◆ **Your instructions**
Output the entries below exactly as written, omitting pictures.

◆ **The records**
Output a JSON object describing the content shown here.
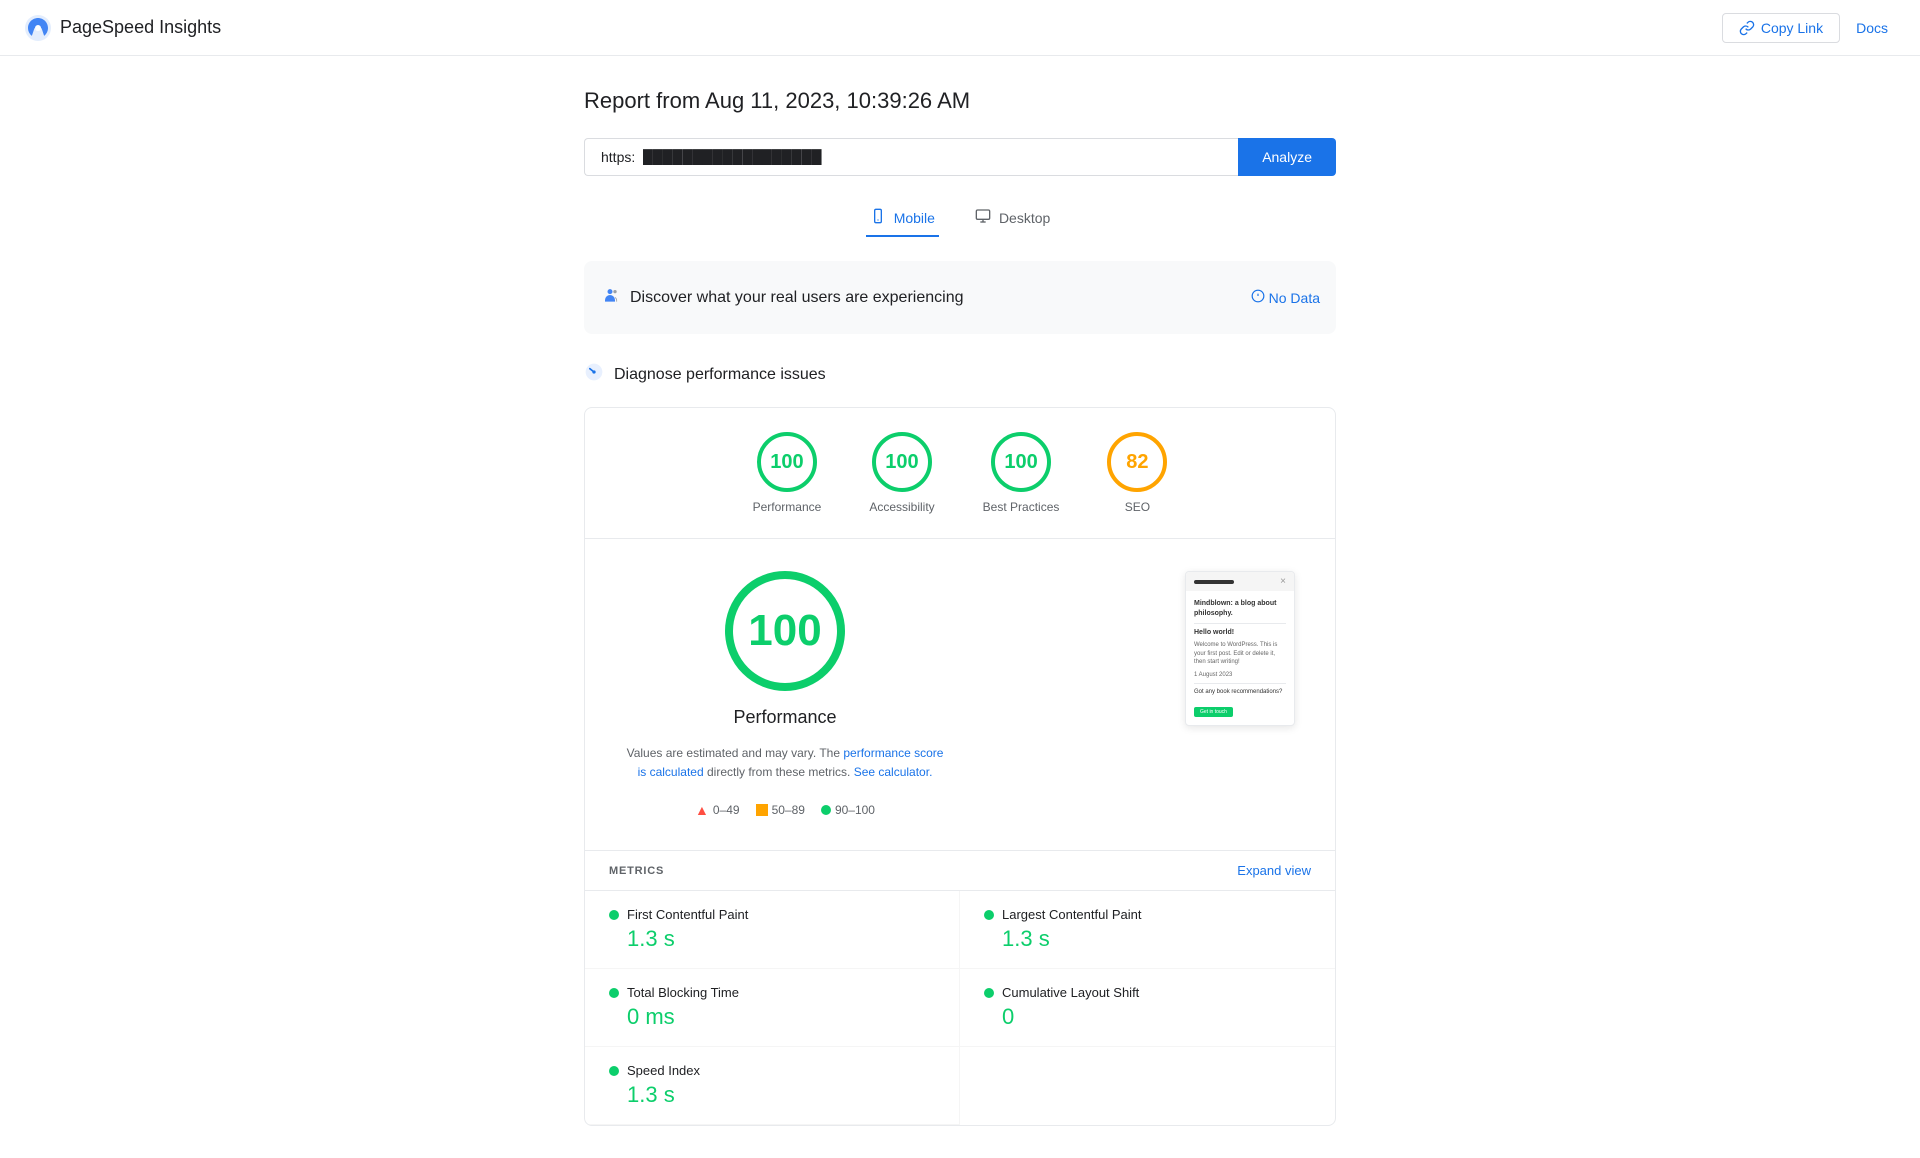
{
  "header": {
    "logo_text": "PageSpeed Insights",
    "copy_link_label": "Copy Link",
    "docs_label": "Docs"
  },
  "report": {
    "title": "Report from Aug 11, 2023, 10:39:26 AM",
    "url_value": "https:",
    "url_redacted": "███████████████",
    "analyze_label": "Analyze"
  },
  "tabs": [
    {
      "label": "Mobile",
      "icon": "📱",
      "active": true
    },
    {
      "label": "Desktop",
      "icon": "🖥",
      "active": false
    }
  ],
  "discover_section": {
    "label": "Discover what your real users are experiencing",
    "no_data_label": "No Data"
  },
  "diagnose_section": {
    "label": "Diagnose performance issues"
  },
  "scores": [
    {
      "label": "Performance",
      "value": "100",
      "color": "green"
    },
    {
      "label": "Accessibility",
      "value": "100",
      "color": "green"
    },
    {
      "label": "Best Practices",
      "value": "100",
      "color": "green"
    },
    {
      "label": "SEO",
      "value": "82",
      "color": "orange"
    }
  ],
  "performance": {
    "score": "100",
    "title": "Performance",
    "desc_text": "Values are estimated and may vary. The",
    "desc_link": "performance score is calculated",
    "desc_text2": "directly from these metrics.",
    "calc_link": "See calculator.",
    "legend": [
      {
        "type": "triangle",
        "range": "0–49"
      },
      {
        "type": "square",
        "range": "50–89"
      },
      {
        "type": "circle",
        "range": "90–100"
      }
    ]
  },
  "screenshot": {
    "bar_label": "",
    "close_label": "×",
    "title": "Mindblown: a blog about philosophy.",
    "heading": "Hello world!",
    "body": "Welcome to WordPress. This is your first post. Edit or delete it, then start writing!",
    "date": "1 August 2023",
    "cta_label": "Got any book recommendations?",
    "btn_label": "Get in touch"
  },
  "metrics": {
    "section_label": "METRICS",
    "expand_label": "Expand view",
    "items": [
      {
        "name": "First Contentful Paint",
        "value": "1.3 s",
        "color": "green"
      },
      {
        "name": "Largest Contentful Paint",
        "value": "1.3 s",
        "color": "green"
      },
      {
        "name": "Total Blocking Time",
        "value": "0 ms",
        "color": "green"
      },
      {
        "name": "Cumulative Layout Shift",
        "value": "0",
        "color": "green"
      },
      {
        "name": "Speed Index",
        "value": "1.3 s",
        "color": "green"
      }
    ]
  }
}
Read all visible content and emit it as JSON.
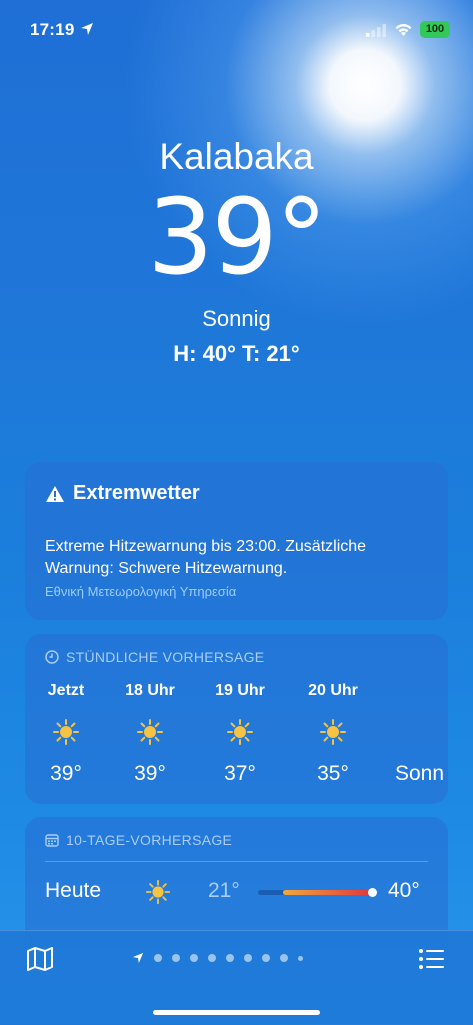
{
  "status_bar": {
    "time": "17:19",
    "battery": "100"
  },
  "header": {
    "city": "Kalabaka",
    "temperature": "39°",
    "condition": "Sonnig",
    "hi_lo": "H: 40°  T: 21°"
  },
  "alert": {
    "title": "Extremwetter",
    "body": "Extreme Hitzewarnung bis 23:00. Zusätzliche Warnung: Schwere Hitzewarnung.",
    "source": "Εθνική Μετεωρολογική Υπηρεσία"
  },
  "hourly": {
    "header": "STÜNDLICHE VORHERSAGE",
    "items": [
      {
        "label": "Jetzt",
        "icon": "sun-icon",
        "temp": "39°"
      },
      {
        "label": "18 Uhr",
        "icon": "sun-icon",
        "temp": "39°"
      },
      {
        "label": "19 Uhr",
        "icon": "sun-icon",
        "temp": "37°"
      },
      {
        "label": "20 Uhr",
        "icon": "sun-icon",
        "temp": "35°"
      },
      {
        "label": "",
        "icon": "",
        "temp": "Sonn"
      }
    ]
  },
  "tenday": {
    "header": "10-TAGE-VORHERSAGE",
    "days": [
      {
        "name": "Heute",
        "icon": "sun-icon",
        "low": "21°",
        "high": "40°"
      }
    ]
  },
  "colors": {
    "accent_text": "#a9cdf6",
    "battery": "#34c759",
    "bar_start": "#f0a93a",
    "bar_end": "#e2343d"
  }
}
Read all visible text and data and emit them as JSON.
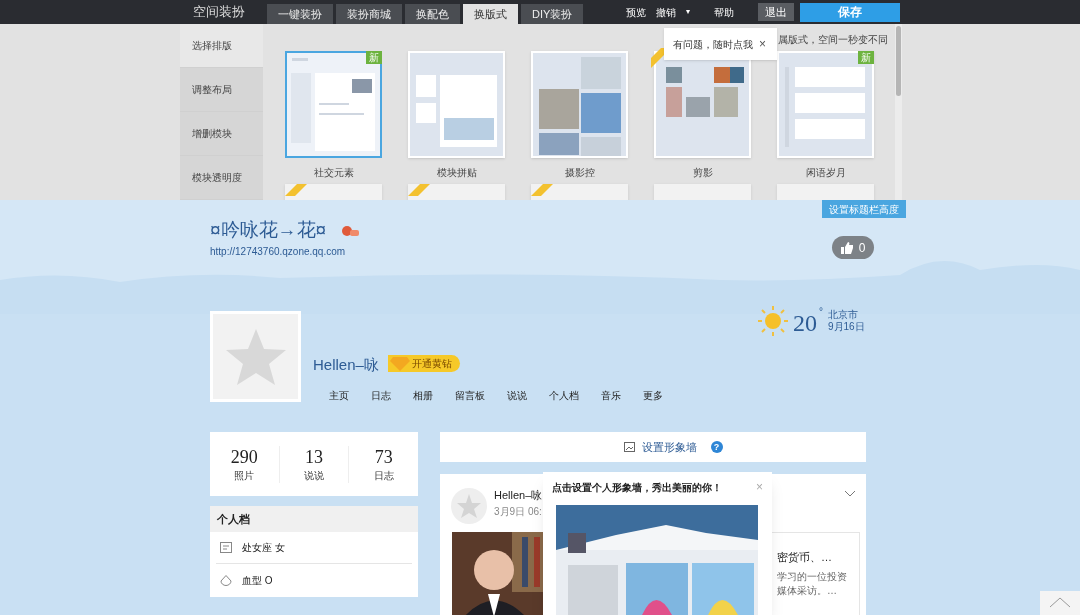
{
  "toolbar": {
    "title": "空间装扮",
    "tabs": [
      {
        "label": "一键装扮",
        "selected": false
      },
      {
        "label": "装扮商城",
        "selected": false
      },
      {
        "label": "换配色",
        "selected": false
      },
      {
        "label": "换版式",
        "selected": true
      },
      {
        "label": "DIY装扮",
        "selected": false
      }
    ],
    "actions": [
      "预览",
      "撤销"
    ],
    "caret": "▾",
    "help": "帮助",
    "exit": "退出",
    "save": "保存"
  },
  "panel": {
    "sidebar": [
      {
        "label": "选择排版",
        "selected": true
      },
      {
        "label": "调整布局",
        "selected": false
      },
      {
        "label": "增删模块",
        "selected": false
      },
      {
        "label": "模块透明度",
        "selected": false
      }
    ],
    "hint": "属版式，空间一秒变不同",
    "tooltip": {
      "text": "有问题，随时点我",
      "close": "×"
    },
    "layouts": [
      {
        "label": "社交元素",
        "badge": "新",
        "ribbon": false,
        "selected": true
      },
      {
        "label": "模块拼贴",
        "ribbon": false,
        "selected": false
      },
      {
        "label": "摄影控",
        "ribbon": false,
        "selected": false
      },
      {
        "label": "剪影",
        "ribbon": true,
        "selected": false
      },
      {
        "label": "闲语岁月",
        "badge": "新",
        "ribbon": false,
        "selected": false
      }
    ],
    "next_row": [
      {
        "ribbon": true
      },
      {
        "ribbon": true
      },
      {
        "ribbon": true
      },
      {
        "ribbon": false
      },
      {
        "ribbon": false
      }
    ]
  },
  "header": {
    "set_title_height": "设置标题栏高度",
    "title": "¤吟咏花→花¤",
    "url": "http://12743760.qzone.qq.com",
    "likes": "0"
  },
  "profile": {
    "name": "Hellen–咏",
    "vip": "开通黄钻",
    "weather": {
      "temp": "20",
      "unit": "°",
      "city": "北京市",
      "date": "9月16日"
    },
    "nav": [
      "主页",
      "日志",
      "相册",
      "留言板",
      "说说",
      "个人档",
      "音乐",
      "更多"
    ]
  },
  "stats": [
    {
      "value": "290",
      "label": "照片"
    },
    {
      "value": "13",
      "label": "说说"
    },
    {
      "value": "73",
      "label": "日志"
    }
  ],
  "profile_card": {
    "title": "个人档",
    "rows": [
      {
        "kind": "sign",
        "text": "处女座 女"
      },
      {
        "kind": "blood",
        "text": "血型 O"
      }
    ]
  },
  "wall": {
    "label": "设置形象墙",
    "help": "?"
  },
  "feed": {
    "author": "Hellen–咏",
    "time": "3月9日 06:",
    "lines": [
      "密货币、…",
      "学习的一位投资",
      "媒体采访。…"
    ]
  },
  "popup": {
    "text": "点击设置个人形象墙，秀出美丽的你！",
    "close": "×"
  }
}
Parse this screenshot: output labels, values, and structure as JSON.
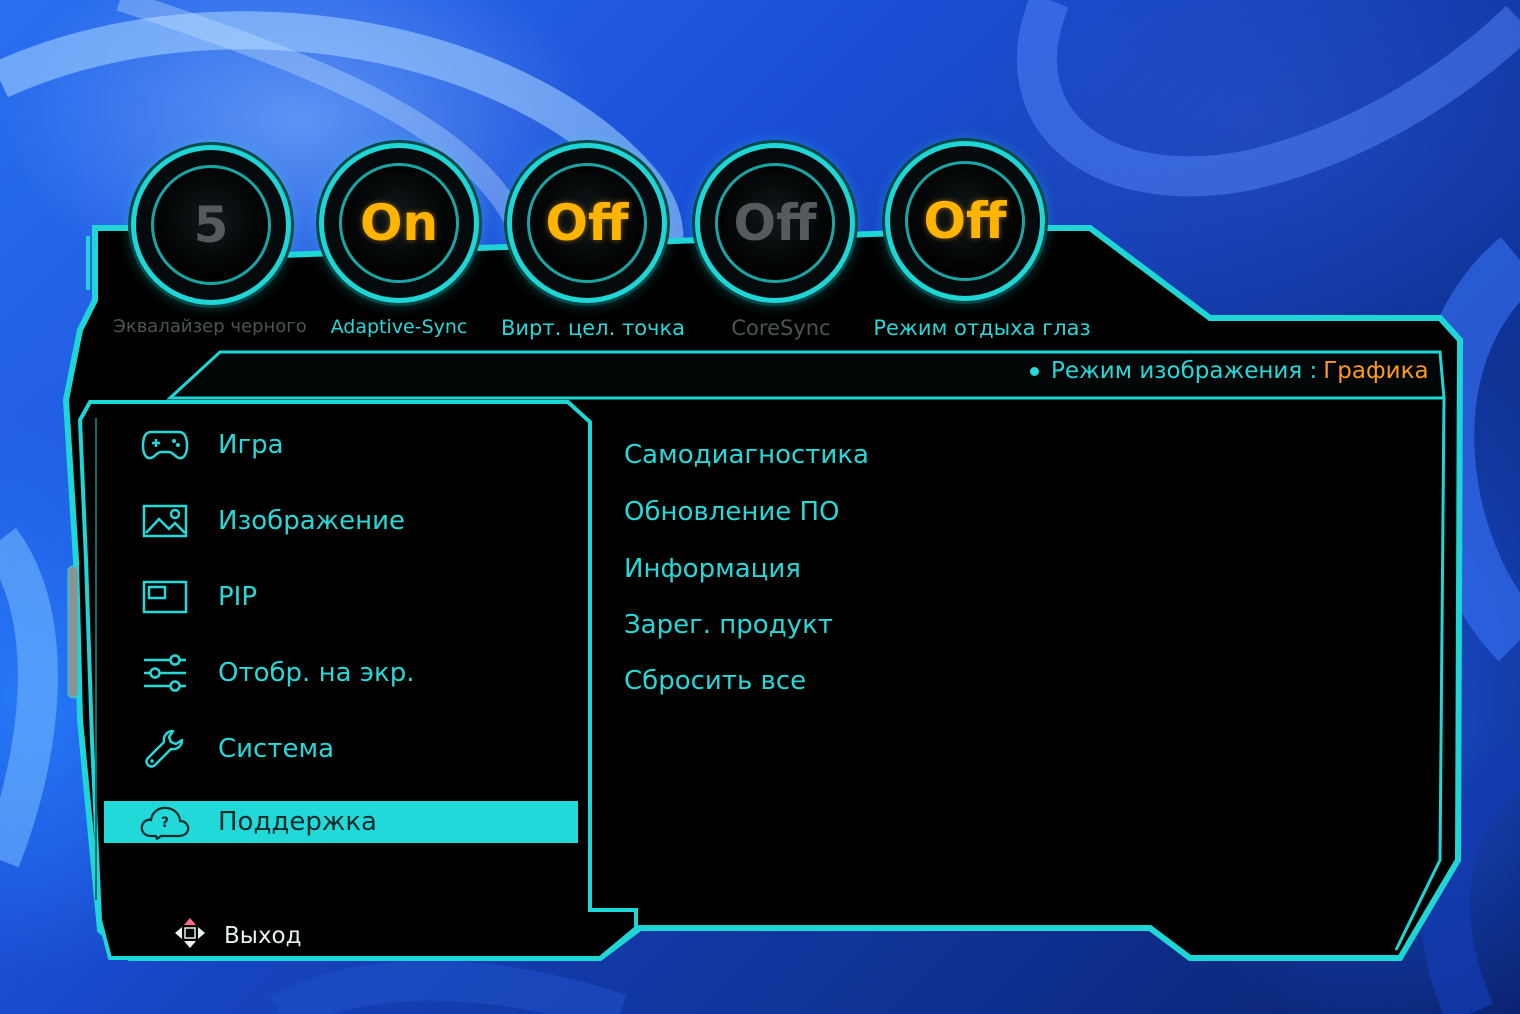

◆ **Answer to this exercise**
Output a JSON object describing the content shown here.
{
  "header": {
    "logo_text": "PageSpeed Insights",
    "copy_link_label": "Copy Link",
    "docs_label": "Docs"
  },
  "report": {
    "title": "Report from Aug 11, 2023, 10:39:26 AM",
    "url_value": "https:",
    "url_redacted": "███████████████",
    "analyze_label": "Analyze"
  },
  "tabs": [
    {
      "label": "Mobile",
      "icon": "📱",
      "active": true
    },
    {
      "label": "Desktop",
      "icon": "🖥",
      "active": false
    }
  ],
  "discover_section": {
    "label": "Discover what your real users are experiencing",
    "no_data_label": "No Data"
  },
  "diagnose_section": {
    "label": "Diagnose performance issues"
  },
  "scores": [
    {
      "label": "Performance",
      "value": "100",
      "color": "green"
    },
    {
      "label": "Accessibility",
      "value": "100",
      "color": "green"
    },
    {
      "label": "Best Practices",
      "value": "100",
      "color": "green"
    },
    {
      "label": "SEO",
      "value": "82",
      "color": "orange"
    }
  ],
  "performance": {
    "score": "100",
    "title": "Performance",
    "desc_text": "Values are estimated and may vary. The",
    "desc_link": "performance score is calculated",
    "desc_text2": "directly from these metrics.",
    "calc_link": "See calculator.",
    "legend": [
      {
        "type": "triangle",
        "range": "0–49"
      },
      {
        "type": "square",
        "range": "50–89"
      },
      {
        "type": "circle",
        "range": "90–100"
      }
    ]
  },
  "screenshot": {
    "bar_label": "",
    "close_label": "×",
    "title": "Mindblown: a blog about philosophy.",
    "heading": "Hello world!",
    "body": "Welcome to WordPress. This is your first post. Edit or delete it, then start writing!",
    "date": "1 August 2023",
    "cta_label": "Got any book recommendations?",
    "btn_label": "Get in touch"
  },
  "metrics": {
    "section_label": "METRICS",
    "expand_label": "Expand view",
    "items": [
      {
        "name": "First Contentful Paint",
        "value": "1.3 s",
        "color": "green"
      },
      {
        "name": "Largest Contentful Paint",
        "value": "1.3 s",
        "color": "green"
      },
      {
        "name": "Total Blocking Time",
        "value": "0 ms",
        "color": "green"
      },
      {
        "name": "Cumulative Layout Shift",
        "value": "0",
        "color": "green"
      },
      {
        "name": "Speed Index",
        "value": "1.3 s",
        "color": "green"
      }
    ]
  }
}
Read all visible content and emit it as JSON.
{
  "status_bar": {
    "time": "17:19",
    "battery": "100"
  },
  "header": {
    "city": "Kalabaka",
    "temperature": "39°",
    "condition": "Sonnig",
    "hi_lo": "H: 40°  T: 21°"
  },
  "alert": {
    "title": "Extremwetter",
    "body": "Extreme Hitzewarnung bis 23:00. Zusätzliche Warnung: Schwere Hitzewarnung.",
    "source": "Εθνική Μετεωρολογική Υπηρεσία"
  },
  "hourly": {
    "header": "STÜNDLICHE VORHERSAGE",
    "items": [
      {
        "label": "Jetzt",
        "icon": "sun-icon",
        "temp": "39°"
      },
      {
        "label": "18 Uhr",
        "icon": "sun-icon",
        "temp": "39°"
      },
      {
        "label": "19 Uhr",
        "icon": "sun-icon",
        "temp": "37°"
      },
      {
        "label": "20 Uhr",
        "icon": "sun-icon",
        "temp": "35°"
      },
      {
        "label": "",
        "icon": "",
        "temp": "Sonn"
      }
    ]
  },
  "tenday": {
    "header": "10-TAGE-VORHERSAGE",
    "days": [
      {
        "name": "Heute",
        "icon": "sun-icon",
        "low": "21°",
        "high": "40°"
      }
    ]
  },
  "colors": {
    "accent_text": "#a9cdf6",
    "battery": "#34c759",
    "bar_start": "#f0a93a",
    "bar_end": "#e2343d"
  }
}
Read all visible text and data and emit them as JSON.
{
  "toolbar": {
    "title": "空间装扮",
    "tabs": [
      {
        "label": "一键装扮",
        "selected": false
      },
      {
        "label": "装扮商城",
        "selected": false
      },
      {
        "label": "换配色",
        "selected": false
      },
      {
        "label": "换版式",
        "selected": true
      },
      {
        "label": "DIY装扮",
        "selected": false
      }
    ],
    "actions": [
      "预览",
      "撤销"
    ],
    "caret": "▾",
    "help": "帮助",
    "exit": "退出",
    "save": "保存"
  },
  "panel": {
    "sidebar": [
      {
        "label": "选择排版",
        "selected": true
      },
      {
        "label": "调整布局",
        "selected": false
      },
      {
        "label": "增删模块",
        "selected": false
      },
      {
        "label": "模块透明度",
        "selected": false
      }
    ],
    "hint": "属版式，空间一秒变不同",
    "tooltip": {
      "text": "有问题，随时点我",
      "close": "×"
    },
    "layouts": [
      {
        "label": "社交元素",
        "badge": "新",
        "ribbon": false,
        "selected": true
      },
      {
        "label": "模块拼贴",
        "ribbon": false,
        "selected": false
      },
      {
        "label": "摄影控",
        "ribbon": false,
        "selected": false
      },
      {
        "label": "剪影",
        "ribbon": true,
        "selected": false
      },
      {
        "label": "闲语岁月",
        "badge": "新",
        "ribbon": false,
        "selected": false
      }
    ],
    "next_row": [
      {
        "ribbon": true
      },
      {
        "ribbon": true
      },
      {
        "ribbon": true
      },
      {
        "ribbon": false
      },
      {
        "ribbon": false
      }
    ]
  },
  "header": {
    "set_title_height": "设置标题栏高度",
    "title": "¤吟咏花→花¤",
    "url": "http://12743760.qzone.qq.com",
    "likes": "0"
  },
  "profile": {
    "name": "Hellen–咏",
    "vip": "开通黄钻",
    "weather": {
      "temp": "20",
      "unit": "°",
      "city": "北京市",
      "date": "9月16日"
    },
    "nav": [
      "主页",
      "日志",
      "相册",
      "留言板",
      "说说",
      "个人档",
      "音乐",
      "更多"
    ]
  },
  "stats": [
    {
      "value": "290",
      "label": "照片"
    },
    {
      "value": "13",
      "label": "说说"
    },
    {
      "value": "73",
      "label": "日志"
    }
  ],
  "profile_card": {
    "title": "个人档",
    "rows": [
      {
        "kind": "sign",
        "text": "处女座 女"
      },
      {
        "kind": "blood",
        "text": "血型 O"
      }
    ]
  },
  "wall": {
    "label": "设置形象墙",
    "help": "?"
  },
  "feed": {
    "author": "Hellen–咏",
    "time": "3月9日 06:",
    "lines": [
      "密货币、…",
      "学习的一位投资",
      "媒体采访。…"
    ]
  },
  "popup": {
    "text": "点击设置个人形象墙，秀出美丽的你！",
    "close": "×"
  }
}
Parse this screenshot: output labels, values, and structure as JSON.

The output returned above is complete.